        var client = _factory.CreateClient();

        // Act
        var response = await client.GetAsync(url);

        // Assert
        response.EnsureSuccessStatusCode(); // Status Code 200-299
        Assert.Equal("text/html; charset=utf-8", response.Content.Headers.ContentType.ToString());

Antiforgery Checks

There are two approaches for antiforgery checks:

  1. Lower level approach: use Application Parts to inject a controller or Razor Page into the app to make JSON requests for the required values. See this blog post for details.
  2. High level approach: use the AngleSharp parser to conduct antiforgery checks and parsing the HTML.


For tests with the default WebApplicationFactory, expose the implicit Program class by updating the SUT’s project file:

    <InternalsVisibleTo Include="MyTestProject" />

Customizing WebApplicationFactory

Web host configuration can also be created independently of the test classes by

  1. Inheriting WebApplicationFactory and overriding ConfigureWebHost:

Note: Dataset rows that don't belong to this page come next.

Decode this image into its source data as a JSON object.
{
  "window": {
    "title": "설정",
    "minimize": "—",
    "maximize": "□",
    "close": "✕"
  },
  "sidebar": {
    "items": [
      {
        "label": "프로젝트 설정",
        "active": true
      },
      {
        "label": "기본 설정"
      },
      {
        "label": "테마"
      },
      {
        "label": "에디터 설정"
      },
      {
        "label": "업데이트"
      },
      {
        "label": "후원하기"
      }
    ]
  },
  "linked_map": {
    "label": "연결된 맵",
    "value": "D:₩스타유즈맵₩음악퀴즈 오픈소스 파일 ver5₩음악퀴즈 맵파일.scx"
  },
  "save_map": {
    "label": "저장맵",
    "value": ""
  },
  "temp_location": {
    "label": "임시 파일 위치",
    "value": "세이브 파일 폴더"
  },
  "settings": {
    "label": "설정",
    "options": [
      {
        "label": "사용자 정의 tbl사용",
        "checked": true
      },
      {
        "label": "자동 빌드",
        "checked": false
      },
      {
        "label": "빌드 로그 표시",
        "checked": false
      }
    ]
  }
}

    public class CustomWebApplicationFactory<TProgram> : WebApplicationFactory<TProgram> where TProgram : class
        protected override void ConfigureWebHost(IWebHostBuilder builder)
            // This callback is executed after the SUT's Program.cs code is executed:
            builder.ConfigureServices(services =>
                // Find the service descriptor for the database context and database connection and remove them:
                var dbContextDescriptor = services.SingleOrDefault(d => d.ServiceType == typeof(DbContextOptions<ApplicationDbContext>));
                var dbConnectionDescriptor = services.SingleOrDefault(d => d.ServiceType == typeof(DbConnection));
                // Create open SqliteConnection so EF won't automatically close it:
                services.AddSingleton<DbConnection>(container =>
                    var connection = new SqliteConnection("DataSource=:memory:");
                    return connection;
                services.AddDbContext<ApplicationDbContext>((container, options) =>
                    var connection = container.GetRequiredService<DbConnection>();
  2. Use the CustomWebApplicationFactory in test classes:

    public class IndexPageTests : IClassFixture<CustomWebApplicationFactory<Program>>
        private readonly HttpClient _client;
        private readonly CustomWebApplicationFactory<Program> _factory;
        public IndexPageTests(CustomWebApplicationFactory<Program> factory)
            _factory = factory;
            _client = factory.CreateClient(new WebApplicationFactoryClientOptions
                // The HttpClient is prevented from following redirects. This allows tests to check the result of the
                // app's first response:
                AllowAutoRedirect = false
  3. Here’s a typical test:

    public async Task Post_DeleteAllMessagesHandler_ReturnsRedirectToRoot()
        // Arrange
        var defaultPage = await _client.GetAsync("/");
        var content = await HtmlHelpers.GetDocumentAsync(defaultPage);
        var response = await _client.SendAsync(
        // Assert
        Assert.Equal(HttpStatusCode.OK, defaultPage.StatusCode);
        Assert.Equal(HttpStatusCode.Redirect, response.StatusCode);
        Assert.Equal("/", response.Headers.Location.OriginalString);

Other Topics

Customizing the Client with WithWebHostBuilder

Using WebApplicationFactoryClientOptions

Injecting Mock Services

Mock Authentication

Setting the Environment

Integration Tests Sample